Several months after an underaged illegal immigrant received an abortion while detained by federal authorities in Texas, the United States Supreme Court has thrown out the ruling that allowed the abortion to happen.
In October 2017, the 17-year-old identified as Jane Doe in court filings requested the federal government facilitate her abortion while in custody in Brownsville. However, Texas state law requires a minor’s parents be informed and give permission before their daughter is able to have an abortion. Furthermore, the Trump administration argued that they are not required to facilitate an abortion for a minor, and that if she wished to do so, she would need to return to her home country.
After weeks of legal battle between the Trump administration and the ACLU, who represented the pregnant teen, the U.S. Court of Appeals for the D.C. Circuit ruled in favor of Doe, allowing her to have the abortion on October 25, 2017.
Texas Attorney General Ken Paxton, who back in October had led an 11-state coalition that filed an amicus brief in support of the federal government’s decision to vacate the lower court’s ruling, released a statement earlier this week: “The Supreme Court made the right decision to vacate the D.C. Circuit’s ruling creating a right to abortion for anyone who enters the U.S. illegally,” he said. “The previous ruling not only cost a life, but could have paved the way for extending American citizens’ rights to all unlawfully-present aliens with no substantial connection to this country. Texas will not become a sanctuary state for abortions, and will continue the fight to protect and promote fetal life.”

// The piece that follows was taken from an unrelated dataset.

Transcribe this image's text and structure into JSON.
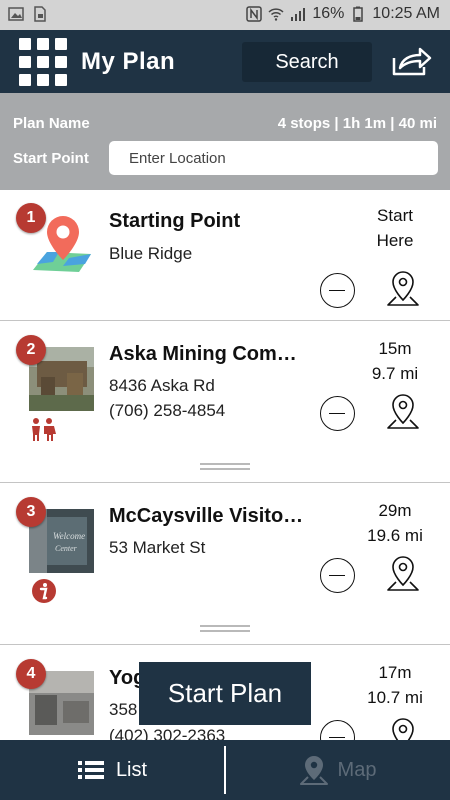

In doing so, the Supreme Court could have potentially helped avoid future scenarios in which this specific case would have served as precedence, allowing illegal immigrants the ability to obtain abortions while in federal custody. However, according to the Supreme Court, the decision was made on the grounds that the abortion had already happened, and thus the case itself was no longer relevant. As a result of the decision, federal courts in the future would still have the power to allow illegal immigrants to receive abortions while they were detained.
It remains to be seen if the State of Texas and the Trump administration, given the ambiguity of the United States Supreme Court’s decision, will face a similar legal challenge again in the future.